  10. “The Strange Love of Martha Ivers” Kirk Douglas is a district attorney who drinks too much. Barbara Stanwyck, his wife, is mildly interested in her husband. Van Heflin is a gambler trying to get as much out of life (and people) as he can. Van Heflin and Barbara Stanwyck are two out of three people who once knew each other and who now are very much interested in each other. Kirk Douglas is interested in them both. I have no idea where this movie is going, but I am going to watch it to find out.
  11. I love this opening. It’s so very 1950 (well, 1949). Jane is talking about not wanting to be patronized; and all of a sudden she gets her chance to show how “tough” and “take charge” she can be. Jane is undoubtedly one of the women who “manned” the home front when the boys were off fighting World War II. I am terribly impressed to read that Eddie Muller found three viable source materials for “Too Late for Tears” so that UCLA could achieve its restoration, as the film’s original negative was lost long ago. Too often (or in actuality, most of the time) I just don’t think about the fra

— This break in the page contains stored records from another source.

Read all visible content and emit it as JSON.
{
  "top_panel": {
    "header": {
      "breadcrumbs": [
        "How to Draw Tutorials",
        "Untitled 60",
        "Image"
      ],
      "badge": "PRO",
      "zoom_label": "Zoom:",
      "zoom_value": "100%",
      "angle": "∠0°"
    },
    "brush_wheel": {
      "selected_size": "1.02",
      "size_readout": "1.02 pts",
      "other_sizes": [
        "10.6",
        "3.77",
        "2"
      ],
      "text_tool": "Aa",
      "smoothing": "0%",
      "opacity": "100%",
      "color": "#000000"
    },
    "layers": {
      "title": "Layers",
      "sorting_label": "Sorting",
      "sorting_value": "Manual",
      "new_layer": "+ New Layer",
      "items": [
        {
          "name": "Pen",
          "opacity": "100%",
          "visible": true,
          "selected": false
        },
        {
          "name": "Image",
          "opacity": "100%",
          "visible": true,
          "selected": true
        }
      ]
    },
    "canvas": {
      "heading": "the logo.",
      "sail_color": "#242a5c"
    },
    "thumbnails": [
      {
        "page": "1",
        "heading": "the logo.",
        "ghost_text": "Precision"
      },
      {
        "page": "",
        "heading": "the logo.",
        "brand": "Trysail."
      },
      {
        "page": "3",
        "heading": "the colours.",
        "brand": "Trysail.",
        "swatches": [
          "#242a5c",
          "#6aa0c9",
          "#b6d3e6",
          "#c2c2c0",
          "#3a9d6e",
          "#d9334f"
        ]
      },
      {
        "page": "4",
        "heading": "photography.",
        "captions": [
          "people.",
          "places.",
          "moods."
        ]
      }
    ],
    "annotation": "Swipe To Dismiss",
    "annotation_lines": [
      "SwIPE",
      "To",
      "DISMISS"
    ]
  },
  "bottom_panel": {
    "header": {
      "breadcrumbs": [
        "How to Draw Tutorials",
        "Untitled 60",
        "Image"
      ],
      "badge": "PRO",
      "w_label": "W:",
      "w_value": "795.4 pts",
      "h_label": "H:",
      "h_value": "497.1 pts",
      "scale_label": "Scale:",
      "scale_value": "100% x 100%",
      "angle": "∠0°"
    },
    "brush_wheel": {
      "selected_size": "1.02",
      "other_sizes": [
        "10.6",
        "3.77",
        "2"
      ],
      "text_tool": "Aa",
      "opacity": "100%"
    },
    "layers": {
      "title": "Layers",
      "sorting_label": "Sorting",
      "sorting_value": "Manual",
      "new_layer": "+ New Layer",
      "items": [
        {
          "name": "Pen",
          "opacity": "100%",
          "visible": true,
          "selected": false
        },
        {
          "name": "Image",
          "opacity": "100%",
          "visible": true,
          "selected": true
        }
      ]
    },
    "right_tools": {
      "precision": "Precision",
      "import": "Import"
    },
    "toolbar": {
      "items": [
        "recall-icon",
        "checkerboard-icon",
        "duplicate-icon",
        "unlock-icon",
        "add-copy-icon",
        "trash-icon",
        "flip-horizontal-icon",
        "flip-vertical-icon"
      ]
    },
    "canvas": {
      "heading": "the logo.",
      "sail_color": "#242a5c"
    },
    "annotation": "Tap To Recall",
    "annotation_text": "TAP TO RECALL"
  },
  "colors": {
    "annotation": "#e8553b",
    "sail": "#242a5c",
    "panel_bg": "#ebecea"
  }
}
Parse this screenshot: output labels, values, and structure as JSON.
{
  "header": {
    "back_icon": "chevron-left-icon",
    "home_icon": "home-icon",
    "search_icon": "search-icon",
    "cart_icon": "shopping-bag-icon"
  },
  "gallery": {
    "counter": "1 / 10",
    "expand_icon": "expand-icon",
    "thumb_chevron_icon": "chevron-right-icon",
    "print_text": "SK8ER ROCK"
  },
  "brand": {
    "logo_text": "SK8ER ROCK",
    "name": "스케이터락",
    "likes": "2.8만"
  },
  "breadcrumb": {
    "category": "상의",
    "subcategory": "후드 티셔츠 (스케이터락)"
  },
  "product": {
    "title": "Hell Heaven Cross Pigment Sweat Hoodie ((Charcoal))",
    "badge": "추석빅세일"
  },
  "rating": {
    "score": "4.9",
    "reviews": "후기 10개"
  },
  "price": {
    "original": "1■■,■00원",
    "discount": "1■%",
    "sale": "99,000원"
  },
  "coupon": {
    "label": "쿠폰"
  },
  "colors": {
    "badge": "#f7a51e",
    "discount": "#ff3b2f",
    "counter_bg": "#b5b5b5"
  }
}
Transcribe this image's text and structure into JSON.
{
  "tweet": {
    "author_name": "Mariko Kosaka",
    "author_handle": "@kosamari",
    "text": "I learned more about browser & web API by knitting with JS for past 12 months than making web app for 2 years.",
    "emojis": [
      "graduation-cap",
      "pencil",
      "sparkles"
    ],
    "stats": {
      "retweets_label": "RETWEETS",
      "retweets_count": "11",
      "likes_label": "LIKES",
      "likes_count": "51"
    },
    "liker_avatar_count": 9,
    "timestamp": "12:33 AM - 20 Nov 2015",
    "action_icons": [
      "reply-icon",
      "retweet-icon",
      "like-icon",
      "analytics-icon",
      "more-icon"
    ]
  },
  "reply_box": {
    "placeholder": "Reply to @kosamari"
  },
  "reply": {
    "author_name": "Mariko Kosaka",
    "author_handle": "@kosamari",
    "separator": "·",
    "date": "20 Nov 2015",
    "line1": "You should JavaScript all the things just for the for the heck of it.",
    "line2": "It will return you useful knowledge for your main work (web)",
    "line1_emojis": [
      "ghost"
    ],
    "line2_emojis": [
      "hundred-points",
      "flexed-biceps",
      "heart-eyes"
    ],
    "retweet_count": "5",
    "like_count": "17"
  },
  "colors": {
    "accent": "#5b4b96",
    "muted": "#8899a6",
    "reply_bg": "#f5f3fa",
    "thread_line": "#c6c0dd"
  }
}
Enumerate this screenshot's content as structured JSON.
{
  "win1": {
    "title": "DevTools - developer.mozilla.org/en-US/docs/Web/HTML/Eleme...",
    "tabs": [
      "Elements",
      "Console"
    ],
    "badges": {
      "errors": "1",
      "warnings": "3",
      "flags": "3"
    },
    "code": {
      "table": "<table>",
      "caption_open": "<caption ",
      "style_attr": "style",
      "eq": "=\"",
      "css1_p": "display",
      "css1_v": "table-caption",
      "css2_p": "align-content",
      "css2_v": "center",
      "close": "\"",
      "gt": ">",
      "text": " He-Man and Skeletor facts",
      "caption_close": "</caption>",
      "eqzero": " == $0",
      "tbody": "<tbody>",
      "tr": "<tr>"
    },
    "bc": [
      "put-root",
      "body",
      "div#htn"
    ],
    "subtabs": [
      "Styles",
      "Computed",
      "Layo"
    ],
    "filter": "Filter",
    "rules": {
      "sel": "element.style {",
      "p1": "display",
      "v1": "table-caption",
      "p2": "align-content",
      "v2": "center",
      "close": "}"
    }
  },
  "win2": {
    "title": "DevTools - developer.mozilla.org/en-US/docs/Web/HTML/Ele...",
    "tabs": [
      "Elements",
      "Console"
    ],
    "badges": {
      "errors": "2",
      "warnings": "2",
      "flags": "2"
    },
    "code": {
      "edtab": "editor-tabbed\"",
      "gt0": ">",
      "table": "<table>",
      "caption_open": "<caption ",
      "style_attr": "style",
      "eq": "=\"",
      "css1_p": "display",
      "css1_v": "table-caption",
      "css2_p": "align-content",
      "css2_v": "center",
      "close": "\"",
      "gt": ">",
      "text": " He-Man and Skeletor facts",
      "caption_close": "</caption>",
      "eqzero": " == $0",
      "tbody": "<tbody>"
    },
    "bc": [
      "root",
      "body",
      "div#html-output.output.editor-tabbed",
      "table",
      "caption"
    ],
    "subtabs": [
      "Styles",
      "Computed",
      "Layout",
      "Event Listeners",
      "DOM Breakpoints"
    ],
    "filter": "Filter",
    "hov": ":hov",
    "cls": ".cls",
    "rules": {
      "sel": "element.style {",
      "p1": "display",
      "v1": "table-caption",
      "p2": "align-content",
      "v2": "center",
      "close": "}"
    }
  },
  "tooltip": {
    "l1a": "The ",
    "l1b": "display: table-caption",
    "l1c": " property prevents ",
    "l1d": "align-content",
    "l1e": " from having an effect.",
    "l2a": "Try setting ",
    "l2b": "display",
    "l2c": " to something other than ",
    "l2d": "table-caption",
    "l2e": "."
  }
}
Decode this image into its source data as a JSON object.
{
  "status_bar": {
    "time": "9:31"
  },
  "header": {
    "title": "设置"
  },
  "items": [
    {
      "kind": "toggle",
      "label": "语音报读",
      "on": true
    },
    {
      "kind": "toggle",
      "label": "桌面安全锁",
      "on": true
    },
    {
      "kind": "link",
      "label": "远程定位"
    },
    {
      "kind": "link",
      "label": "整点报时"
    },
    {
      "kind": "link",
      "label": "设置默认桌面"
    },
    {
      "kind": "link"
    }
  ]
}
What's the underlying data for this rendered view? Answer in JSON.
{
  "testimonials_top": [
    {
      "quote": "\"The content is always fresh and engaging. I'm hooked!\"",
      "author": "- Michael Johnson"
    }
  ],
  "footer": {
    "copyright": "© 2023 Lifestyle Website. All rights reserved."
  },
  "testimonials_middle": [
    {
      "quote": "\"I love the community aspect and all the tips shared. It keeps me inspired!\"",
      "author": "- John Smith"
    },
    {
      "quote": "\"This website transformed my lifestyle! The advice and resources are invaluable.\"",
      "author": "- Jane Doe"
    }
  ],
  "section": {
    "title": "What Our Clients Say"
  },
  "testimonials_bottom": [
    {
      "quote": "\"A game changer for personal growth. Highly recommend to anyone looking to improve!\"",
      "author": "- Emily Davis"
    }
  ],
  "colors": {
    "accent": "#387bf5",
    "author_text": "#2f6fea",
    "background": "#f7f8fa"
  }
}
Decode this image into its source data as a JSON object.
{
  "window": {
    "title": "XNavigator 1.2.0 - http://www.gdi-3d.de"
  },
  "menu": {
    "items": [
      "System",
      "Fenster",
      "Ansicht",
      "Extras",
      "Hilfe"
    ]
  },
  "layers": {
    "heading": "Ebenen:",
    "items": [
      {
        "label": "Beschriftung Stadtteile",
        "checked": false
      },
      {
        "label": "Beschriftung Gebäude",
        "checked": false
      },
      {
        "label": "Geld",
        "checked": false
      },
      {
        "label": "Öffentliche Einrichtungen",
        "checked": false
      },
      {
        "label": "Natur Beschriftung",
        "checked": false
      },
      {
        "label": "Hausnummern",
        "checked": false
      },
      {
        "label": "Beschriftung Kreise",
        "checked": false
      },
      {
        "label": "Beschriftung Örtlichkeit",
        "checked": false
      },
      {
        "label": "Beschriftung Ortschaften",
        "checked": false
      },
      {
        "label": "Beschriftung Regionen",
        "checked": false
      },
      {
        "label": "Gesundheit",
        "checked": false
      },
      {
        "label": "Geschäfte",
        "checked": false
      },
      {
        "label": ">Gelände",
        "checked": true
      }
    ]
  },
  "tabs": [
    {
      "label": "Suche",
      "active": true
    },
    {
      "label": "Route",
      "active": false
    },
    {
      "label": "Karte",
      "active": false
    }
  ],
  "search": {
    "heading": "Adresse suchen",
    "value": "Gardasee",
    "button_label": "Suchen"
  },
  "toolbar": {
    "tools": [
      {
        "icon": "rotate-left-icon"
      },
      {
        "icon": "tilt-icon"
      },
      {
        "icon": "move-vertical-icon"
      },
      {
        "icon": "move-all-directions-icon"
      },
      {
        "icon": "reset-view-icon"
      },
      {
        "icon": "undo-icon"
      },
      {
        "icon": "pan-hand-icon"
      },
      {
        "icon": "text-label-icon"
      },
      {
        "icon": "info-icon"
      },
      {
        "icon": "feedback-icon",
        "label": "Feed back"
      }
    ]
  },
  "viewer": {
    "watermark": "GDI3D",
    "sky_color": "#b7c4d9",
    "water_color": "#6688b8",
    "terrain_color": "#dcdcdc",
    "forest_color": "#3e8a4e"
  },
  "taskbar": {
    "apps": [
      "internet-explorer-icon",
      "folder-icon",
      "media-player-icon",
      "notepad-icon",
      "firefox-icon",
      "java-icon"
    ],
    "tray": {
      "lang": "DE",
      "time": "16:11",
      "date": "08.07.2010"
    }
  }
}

  12. As I am watching “Kiss Me Deadly,” I am starting to think James Bond. Ok, although he is certainly above-average looking with a lovely smile, Ralph Meeker is not the glamour Gus of Roger Moore; but the fast cars, the women throwing themselves at him, the gadgets (yes, the answering machine is a little primitive; but for the time, it was unique). I will confess I fell asleep after Hammer opened the box in the locker and discovered something radioactive?? I think. I woke up to hear Eddie Muller mention they we able to restore the “happy” ending so Hammer and Velda don’t die at the end. Hones
  13. You may not believe this, but I saw this film when I was a very young girl. It was a special presentation on television. I don’t know how I happened to watch it. In those days television was kind of “safe,” so I guess my parents didn’t censor me from watching. Well, anyway, I remember I was very upset by the movie because somewhere along the line there is a little kitten that gets killed in the prison. Boy, did that upset me. Even after more than half a century I can remember how I felt. I am sure the kitten probably wasn’t injured, but at the time I believed it was. The long and the s
  14. At first I didn’t realize the hitchhiker was in the back seat. I didn’t watch closely enough. I just assumed he was sitting in the front. When his face popped out of the back, you knew it was trouble. Edmund O’Brien and Frank Lovejoy are moderately handsome, average looking men. The fellow in the back has a skewed face (and, of course, a gun). Two men picking up a third man next to a disabled car seems more reasonable than Ralph Meeker picking up an hysterical woman in the middle of the road. Although in both instances, you would think the driver has control of the situation and is doin
  15. I love the opening of "Kiss Me Deadly." I was suffering as I watched Cloris Leachman running in her bare feet. Yikes, that must have hurt. Altogether, aside from the bare feet, she looked pretty put together. Crisp, clean trenchcoat, but no pocketbook. Boy, does Ralph Meeker look young! But the credits are the most disarming thing about the opening. They run backwards. I have never seen that before. I am not sure why Meeker didn’t turn Cloris in at the roadblock since he just said he should have thrown her off a cliff. Why do people do what they do? Tempting fate? Looking for thril
© 2021 Turner Classic Movies Inc. A Time Warner Company. All Rights Reserved Terms of Use | Privacy Policy | Cookie Settings
×
×
  • Create New...